vastation," a kind of temptation, which is Swedenborg's word for the way the contents of our ego get emptied out:
Vastation] is twofold; of one kind when a church altogether perishes, that is, when there is no longer any charity or faith, and when it is said to be "devastated" or "laid waste"; and of the other kind when they who are of the church are reduced to a state of ignorance, and also of temptation, in order that the evils and falsities with them may be separated and as it were dispersed. They who emerge from this kind of vastationare they who are specifically called the redeemed...
Swedenborg defined a church as any collective state of mind on earth. In that way, not only is Mormonism a church, but so is the New Age movement, atheism, or perhaps even the Doctor Who fandom. So when he says that a church can get "
vastated," he means that these collective ways of relating to the world would get threatened. Remind you of anything?
Today, our modern secular, surface-oriented, self-congratulatory lifestyle (our "church") is getting
vastated. As with all vastations and temptations, it is happening by way of the difficulties placed upon our way of life. Our materialistic lifestyle is getting unsustainable; the political process is deeply broken; violence has run amok. These difficulties are God's way of getting us to abandon our frankly sinful way of life. Through them, we can get out of that sin and become "the redeemed."
What is our sin? As with all sin, our transgressions are rooted in our belief that we have
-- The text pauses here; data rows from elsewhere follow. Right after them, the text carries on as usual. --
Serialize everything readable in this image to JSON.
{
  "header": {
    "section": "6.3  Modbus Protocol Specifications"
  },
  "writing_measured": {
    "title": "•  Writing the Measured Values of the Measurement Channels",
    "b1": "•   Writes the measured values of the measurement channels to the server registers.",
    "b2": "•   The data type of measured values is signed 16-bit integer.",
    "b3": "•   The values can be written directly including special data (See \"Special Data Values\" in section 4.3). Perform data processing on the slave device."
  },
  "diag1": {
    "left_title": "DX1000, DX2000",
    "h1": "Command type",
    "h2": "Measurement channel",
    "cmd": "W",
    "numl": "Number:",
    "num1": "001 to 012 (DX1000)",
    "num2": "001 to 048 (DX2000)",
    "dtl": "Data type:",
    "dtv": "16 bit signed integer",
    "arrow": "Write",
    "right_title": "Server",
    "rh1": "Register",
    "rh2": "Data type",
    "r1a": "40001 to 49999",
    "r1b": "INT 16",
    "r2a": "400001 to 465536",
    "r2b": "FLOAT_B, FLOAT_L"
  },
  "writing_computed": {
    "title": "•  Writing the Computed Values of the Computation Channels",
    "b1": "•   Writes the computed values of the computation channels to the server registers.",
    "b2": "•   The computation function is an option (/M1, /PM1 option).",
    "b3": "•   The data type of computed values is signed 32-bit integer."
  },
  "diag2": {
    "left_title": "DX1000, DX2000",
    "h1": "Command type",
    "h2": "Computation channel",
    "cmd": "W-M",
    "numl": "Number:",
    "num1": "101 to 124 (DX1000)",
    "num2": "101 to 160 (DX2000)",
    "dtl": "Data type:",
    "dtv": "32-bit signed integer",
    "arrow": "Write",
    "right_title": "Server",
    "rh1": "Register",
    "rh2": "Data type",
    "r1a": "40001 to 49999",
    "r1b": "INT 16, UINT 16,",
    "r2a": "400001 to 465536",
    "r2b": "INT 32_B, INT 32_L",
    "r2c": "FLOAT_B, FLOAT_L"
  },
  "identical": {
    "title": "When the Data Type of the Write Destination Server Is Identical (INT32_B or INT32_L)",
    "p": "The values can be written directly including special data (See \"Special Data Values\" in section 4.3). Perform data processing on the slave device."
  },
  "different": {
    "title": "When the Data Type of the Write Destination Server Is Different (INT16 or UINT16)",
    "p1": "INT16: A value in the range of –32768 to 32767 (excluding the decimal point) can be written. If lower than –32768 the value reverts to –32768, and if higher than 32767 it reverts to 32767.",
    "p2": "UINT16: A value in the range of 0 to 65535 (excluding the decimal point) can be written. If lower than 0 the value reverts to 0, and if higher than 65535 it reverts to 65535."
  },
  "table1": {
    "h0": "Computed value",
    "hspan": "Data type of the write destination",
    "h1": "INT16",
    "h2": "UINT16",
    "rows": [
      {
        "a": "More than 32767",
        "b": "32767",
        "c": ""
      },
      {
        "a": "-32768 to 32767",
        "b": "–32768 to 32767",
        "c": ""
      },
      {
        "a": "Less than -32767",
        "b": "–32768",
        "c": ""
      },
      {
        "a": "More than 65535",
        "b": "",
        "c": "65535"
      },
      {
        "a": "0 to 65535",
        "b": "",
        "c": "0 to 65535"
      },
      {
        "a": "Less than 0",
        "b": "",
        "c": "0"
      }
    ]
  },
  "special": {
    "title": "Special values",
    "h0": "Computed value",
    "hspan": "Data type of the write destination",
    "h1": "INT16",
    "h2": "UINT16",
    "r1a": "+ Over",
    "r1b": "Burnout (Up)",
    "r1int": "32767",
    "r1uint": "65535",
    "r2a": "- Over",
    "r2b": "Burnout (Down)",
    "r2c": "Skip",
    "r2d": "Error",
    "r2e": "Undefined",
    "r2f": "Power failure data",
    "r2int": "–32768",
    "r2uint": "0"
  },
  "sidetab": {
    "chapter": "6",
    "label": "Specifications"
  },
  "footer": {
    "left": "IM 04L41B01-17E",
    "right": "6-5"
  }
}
power to change things. We see ourselves as potentially all-powerful, and we feel compelled to filibuster, riot, or shoot up a nightclub to help the world become what it needs to be. This prideful attitude comes from something Swedenborg called the proprium, perhaps best translated as "what I call my own." But in reality, nothing is my own - I am just a site of passage for both the beyond-human forces that pass through me and God, the all-in-all. When we think we can change the world through our rioting or our Facebook ranting, we're attributing godhood to ourselves. And no matter our intentions in doing so, this is sin.
What does God want us to do? He wants us to stop fighting. He wants us to give up. Moreover, this giving up is inevitable. Like any temptation, the cultural temptation toward oppositional narcissism is put before us in such intensity to make it too painful for anyone to hold onto it. Like the practitioner of Zen meditation in full-lotus position who ends up relaxing her leg muscles out of necessity (I've been there), the oppositional nature of today's culture will eventually be too painful to bear. Enough riots and hatred will have happened that we will abandon our belief that things could ever get better. And it is at this point that the world will start to heal.
When we give up the fight, we will stop trying to defeat evil and instead start producing
good. Instead of ranting against the evils of a church on Facebook, we will offer kind words to those who have been hurt by it. Instead of trying to save the world by refusing to cooperate with our political opponents, we will reach across the aisle. And instead of rioting after a police shooting, we will instead follow the seemingly forgotten pattern of the 1960s civil rights activists and, one by one, say "I love you" to the policemen spraying us with fire hoses.
We need to give up.
Then God - who is love - will step in. There is no other way.